I can teach you the art of living; that implies the art of dying – you need not learn it separately. The man who knows how to live, knows how to die. The man who knows how to fall in love, knows when the moment has come to fall out of it. He falls out of it gracefully, with a good-bye, with gratitude – but only the man who knows how to love.
People don’t know how to love, then they don’t know how to say good-bye when the time has come to say it. If you love you will know that everything begins and everything ends, and there is a time for beginning and there is a time for ending, and there is no wound in it. One is not wounded, one simply knows the season is over. One is not in despair, one simply understands, and one thanks the other, “You gave me so many beautiful gifts. You gave me new visions of life, you opened a few windows I may never have opened on my own. Now the time has come that we separate, that our ways part.” Not in anger, not in rage, not with a grudge, not with any complaint, but with tremendous gratitude, with great love, with thankfulness in the heart.

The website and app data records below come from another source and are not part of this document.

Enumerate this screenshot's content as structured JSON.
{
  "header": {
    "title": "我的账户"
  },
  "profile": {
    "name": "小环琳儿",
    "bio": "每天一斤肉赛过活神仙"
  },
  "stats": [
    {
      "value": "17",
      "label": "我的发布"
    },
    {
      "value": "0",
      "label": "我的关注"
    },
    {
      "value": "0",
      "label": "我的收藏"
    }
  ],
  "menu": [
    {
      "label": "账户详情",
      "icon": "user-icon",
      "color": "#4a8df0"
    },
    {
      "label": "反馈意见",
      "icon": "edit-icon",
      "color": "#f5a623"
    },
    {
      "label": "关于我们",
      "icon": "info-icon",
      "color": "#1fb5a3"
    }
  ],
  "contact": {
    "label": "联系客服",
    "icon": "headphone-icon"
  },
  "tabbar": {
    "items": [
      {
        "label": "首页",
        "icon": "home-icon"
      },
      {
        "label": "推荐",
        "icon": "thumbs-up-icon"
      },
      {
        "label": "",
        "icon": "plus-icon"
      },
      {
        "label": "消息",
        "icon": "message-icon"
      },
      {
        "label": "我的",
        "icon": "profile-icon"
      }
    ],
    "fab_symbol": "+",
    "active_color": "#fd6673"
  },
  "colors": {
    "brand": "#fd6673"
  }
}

If you know how to love, you will know how to separate. Your separation will also have a beauty and a grace. And the same is the case with life; if you know how to live, you will know how to die. Your death will be tremendously beautiful.
The death of Socrates is tremendously beautiful, the death of Buddha is tremendously beautiful. The day Buddha died, in the morning he gathered all his disciples, all his sannyasins, and told them, “The last day has come now, my boat has arrived and I have to leave. And this has been a beautiful journey, a beautiful togetherness. If you have any questions to ask, you can ask, because I will not be available to you physically anymore.”
A great silence fell on the disciples, a great sadness. And Buddha laughed and said, “Don’t be sad, because that’s what I have been teaching you again and again – everything that begins, ends. Now let me teach you by my death too. As I have been teaching you through my life, let me teach you through my death too.”
Nobody could gather the courage to ask a question. Their whole life they had asked thousands and thousands of questions, and this was not a moment to ask anything; they were not in the mood, they were crying and weeping.
So Buddha said, “Good-bye. If you don’t have any questions then I will depart.” He sat under the tree with closed eyes and he disappeared from the body. In the Buddhist tradition, this is called the first meditation – to disappear from the body. It means to disidentify yourself from the body, to know totally and absolutely, “I am not the body.”
A question is bound to arise in your mind: had Buddha not known it before? He had known it before, but a person like Buddha then has to create some device so that just a little bit of him remains connected with the body. Otherwise he would have died long before –he would have died forty-two years before. The day his enlightenment happened, he would have died. Out of compassion he created a desire, the desire to help people. It is a desire, and it keeps you attached to the body.